## Given entries
□ □ □

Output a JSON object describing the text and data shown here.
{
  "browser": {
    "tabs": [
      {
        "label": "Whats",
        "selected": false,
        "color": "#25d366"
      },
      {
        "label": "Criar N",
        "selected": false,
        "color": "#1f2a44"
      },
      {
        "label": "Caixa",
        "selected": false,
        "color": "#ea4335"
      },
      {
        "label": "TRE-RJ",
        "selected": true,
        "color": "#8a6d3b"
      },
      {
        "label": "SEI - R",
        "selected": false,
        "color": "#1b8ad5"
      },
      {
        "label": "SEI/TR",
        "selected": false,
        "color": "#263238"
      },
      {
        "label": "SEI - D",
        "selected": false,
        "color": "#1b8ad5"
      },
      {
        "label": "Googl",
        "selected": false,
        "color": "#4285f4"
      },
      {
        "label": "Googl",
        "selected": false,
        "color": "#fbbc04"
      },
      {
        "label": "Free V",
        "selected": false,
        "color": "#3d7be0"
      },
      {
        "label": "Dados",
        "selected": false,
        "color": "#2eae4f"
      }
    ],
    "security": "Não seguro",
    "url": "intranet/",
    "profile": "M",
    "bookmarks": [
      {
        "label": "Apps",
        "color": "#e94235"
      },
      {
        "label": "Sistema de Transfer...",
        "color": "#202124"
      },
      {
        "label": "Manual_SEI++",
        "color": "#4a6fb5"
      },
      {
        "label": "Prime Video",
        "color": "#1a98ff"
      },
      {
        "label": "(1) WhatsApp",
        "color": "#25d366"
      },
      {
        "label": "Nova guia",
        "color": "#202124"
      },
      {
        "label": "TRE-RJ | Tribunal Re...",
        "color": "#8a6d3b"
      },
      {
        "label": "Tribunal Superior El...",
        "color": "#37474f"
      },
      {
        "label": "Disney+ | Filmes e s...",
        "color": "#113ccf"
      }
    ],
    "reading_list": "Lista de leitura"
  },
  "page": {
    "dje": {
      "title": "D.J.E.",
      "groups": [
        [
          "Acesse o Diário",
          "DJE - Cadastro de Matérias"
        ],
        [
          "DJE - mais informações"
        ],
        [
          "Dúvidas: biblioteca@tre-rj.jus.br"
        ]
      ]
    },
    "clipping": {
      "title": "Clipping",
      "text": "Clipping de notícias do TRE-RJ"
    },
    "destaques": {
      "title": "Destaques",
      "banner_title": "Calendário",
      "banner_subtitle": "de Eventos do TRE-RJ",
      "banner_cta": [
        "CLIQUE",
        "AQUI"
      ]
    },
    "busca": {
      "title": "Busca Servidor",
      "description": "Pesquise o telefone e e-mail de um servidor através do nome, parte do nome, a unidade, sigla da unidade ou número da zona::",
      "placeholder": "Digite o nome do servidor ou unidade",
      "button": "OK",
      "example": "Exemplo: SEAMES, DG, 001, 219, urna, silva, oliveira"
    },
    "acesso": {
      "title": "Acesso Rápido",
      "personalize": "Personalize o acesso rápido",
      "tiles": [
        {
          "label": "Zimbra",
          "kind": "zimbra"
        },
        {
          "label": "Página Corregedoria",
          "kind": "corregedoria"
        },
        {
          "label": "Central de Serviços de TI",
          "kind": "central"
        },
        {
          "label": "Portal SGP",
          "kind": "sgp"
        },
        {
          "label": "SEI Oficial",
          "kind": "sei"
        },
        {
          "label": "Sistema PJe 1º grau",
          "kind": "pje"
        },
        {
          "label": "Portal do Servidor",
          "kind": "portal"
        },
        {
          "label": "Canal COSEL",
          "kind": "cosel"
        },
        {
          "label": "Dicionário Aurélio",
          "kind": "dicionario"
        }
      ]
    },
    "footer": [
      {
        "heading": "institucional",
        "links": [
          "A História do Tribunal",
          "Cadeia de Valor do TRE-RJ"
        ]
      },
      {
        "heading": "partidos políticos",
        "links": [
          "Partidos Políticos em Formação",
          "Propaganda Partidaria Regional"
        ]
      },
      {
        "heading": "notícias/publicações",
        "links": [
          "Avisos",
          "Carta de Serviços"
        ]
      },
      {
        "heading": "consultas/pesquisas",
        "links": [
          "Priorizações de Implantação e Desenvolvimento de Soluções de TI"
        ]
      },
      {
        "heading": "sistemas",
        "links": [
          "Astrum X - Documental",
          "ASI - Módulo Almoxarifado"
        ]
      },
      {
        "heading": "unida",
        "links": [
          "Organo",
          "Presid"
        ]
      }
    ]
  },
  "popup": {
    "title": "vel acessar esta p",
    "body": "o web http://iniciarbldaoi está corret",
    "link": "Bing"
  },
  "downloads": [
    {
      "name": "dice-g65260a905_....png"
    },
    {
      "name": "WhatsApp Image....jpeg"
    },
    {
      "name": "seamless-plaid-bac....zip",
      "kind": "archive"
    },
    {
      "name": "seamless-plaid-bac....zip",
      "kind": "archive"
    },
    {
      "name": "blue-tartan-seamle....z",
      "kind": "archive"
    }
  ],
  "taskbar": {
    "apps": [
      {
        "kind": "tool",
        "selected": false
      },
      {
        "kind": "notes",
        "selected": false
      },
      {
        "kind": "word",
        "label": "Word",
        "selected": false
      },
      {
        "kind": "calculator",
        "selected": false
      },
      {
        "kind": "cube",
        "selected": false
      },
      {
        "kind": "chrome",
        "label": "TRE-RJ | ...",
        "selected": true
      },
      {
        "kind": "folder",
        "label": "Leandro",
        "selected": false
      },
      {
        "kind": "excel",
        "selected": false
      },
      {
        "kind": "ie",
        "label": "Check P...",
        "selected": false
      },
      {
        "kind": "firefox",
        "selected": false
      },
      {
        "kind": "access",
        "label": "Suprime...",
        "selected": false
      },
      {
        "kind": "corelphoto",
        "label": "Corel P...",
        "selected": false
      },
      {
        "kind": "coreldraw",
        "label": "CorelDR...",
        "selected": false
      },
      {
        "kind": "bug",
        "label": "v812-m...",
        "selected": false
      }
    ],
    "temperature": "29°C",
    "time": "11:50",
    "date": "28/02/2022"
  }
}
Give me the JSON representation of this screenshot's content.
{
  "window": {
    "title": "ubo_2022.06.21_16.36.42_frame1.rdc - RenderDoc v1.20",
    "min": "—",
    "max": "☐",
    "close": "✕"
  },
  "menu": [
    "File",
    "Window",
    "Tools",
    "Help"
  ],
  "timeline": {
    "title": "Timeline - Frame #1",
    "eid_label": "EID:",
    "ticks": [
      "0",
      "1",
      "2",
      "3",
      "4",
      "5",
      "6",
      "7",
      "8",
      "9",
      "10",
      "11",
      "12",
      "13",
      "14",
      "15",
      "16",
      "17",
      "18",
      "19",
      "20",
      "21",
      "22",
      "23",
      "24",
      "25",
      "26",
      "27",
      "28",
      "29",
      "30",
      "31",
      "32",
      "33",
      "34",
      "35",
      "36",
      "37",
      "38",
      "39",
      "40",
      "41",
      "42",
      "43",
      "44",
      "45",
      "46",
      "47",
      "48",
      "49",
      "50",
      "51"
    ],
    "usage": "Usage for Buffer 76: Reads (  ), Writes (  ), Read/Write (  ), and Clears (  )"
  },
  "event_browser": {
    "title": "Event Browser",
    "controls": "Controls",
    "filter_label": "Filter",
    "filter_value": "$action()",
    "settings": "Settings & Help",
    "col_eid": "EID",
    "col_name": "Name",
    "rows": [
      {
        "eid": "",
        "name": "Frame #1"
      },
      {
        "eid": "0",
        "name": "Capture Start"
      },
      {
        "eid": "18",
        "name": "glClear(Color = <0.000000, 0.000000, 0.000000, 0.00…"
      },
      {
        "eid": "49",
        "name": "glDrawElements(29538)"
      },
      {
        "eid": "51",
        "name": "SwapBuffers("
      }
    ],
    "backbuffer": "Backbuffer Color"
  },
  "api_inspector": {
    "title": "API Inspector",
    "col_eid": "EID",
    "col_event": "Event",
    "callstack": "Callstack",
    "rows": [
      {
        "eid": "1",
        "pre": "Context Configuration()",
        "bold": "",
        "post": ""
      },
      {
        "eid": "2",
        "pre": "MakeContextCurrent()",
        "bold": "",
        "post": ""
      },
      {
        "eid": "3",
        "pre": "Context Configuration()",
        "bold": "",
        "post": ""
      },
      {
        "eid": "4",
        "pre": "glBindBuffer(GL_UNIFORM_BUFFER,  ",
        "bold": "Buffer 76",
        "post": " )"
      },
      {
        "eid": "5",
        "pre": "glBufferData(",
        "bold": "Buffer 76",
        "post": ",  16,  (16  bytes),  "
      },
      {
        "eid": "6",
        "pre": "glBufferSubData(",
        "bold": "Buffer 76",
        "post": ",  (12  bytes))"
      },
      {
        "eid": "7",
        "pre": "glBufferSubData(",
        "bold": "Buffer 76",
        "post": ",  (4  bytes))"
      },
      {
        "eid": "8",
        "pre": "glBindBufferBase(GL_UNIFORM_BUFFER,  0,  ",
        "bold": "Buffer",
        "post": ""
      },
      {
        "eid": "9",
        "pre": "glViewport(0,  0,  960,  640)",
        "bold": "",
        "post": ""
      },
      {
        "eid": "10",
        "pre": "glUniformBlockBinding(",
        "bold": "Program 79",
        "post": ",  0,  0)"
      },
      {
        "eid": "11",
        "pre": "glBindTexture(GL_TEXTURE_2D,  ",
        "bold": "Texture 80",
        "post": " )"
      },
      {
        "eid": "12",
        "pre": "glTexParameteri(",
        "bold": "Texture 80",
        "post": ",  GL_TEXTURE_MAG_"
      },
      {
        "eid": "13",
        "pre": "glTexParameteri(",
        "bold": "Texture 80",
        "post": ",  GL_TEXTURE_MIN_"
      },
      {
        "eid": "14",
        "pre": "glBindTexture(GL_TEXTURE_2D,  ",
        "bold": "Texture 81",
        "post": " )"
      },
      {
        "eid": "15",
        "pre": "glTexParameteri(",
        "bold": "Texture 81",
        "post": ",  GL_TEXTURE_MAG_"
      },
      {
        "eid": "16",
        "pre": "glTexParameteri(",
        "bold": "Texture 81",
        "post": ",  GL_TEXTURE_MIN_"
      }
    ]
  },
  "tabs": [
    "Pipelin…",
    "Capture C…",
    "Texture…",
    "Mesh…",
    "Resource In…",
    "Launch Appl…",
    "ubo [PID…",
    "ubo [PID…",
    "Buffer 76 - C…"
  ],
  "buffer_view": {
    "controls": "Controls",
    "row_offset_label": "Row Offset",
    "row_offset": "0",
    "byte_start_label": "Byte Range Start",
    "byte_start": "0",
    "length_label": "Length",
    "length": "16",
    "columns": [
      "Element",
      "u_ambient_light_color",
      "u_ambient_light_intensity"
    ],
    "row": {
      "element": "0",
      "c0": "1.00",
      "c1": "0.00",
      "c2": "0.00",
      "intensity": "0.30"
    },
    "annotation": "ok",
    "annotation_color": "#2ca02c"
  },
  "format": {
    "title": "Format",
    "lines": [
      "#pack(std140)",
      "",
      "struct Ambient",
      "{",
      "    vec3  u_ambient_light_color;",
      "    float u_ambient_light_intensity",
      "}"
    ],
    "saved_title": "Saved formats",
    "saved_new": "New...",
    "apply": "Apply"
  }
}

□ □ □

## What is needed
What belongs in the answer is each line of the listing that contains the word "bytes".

## Written solution
        "post": ",  16,  (16  bytes),  "
        "post": ",  (12  bytes))"
        "post": ",  (4  bytes))"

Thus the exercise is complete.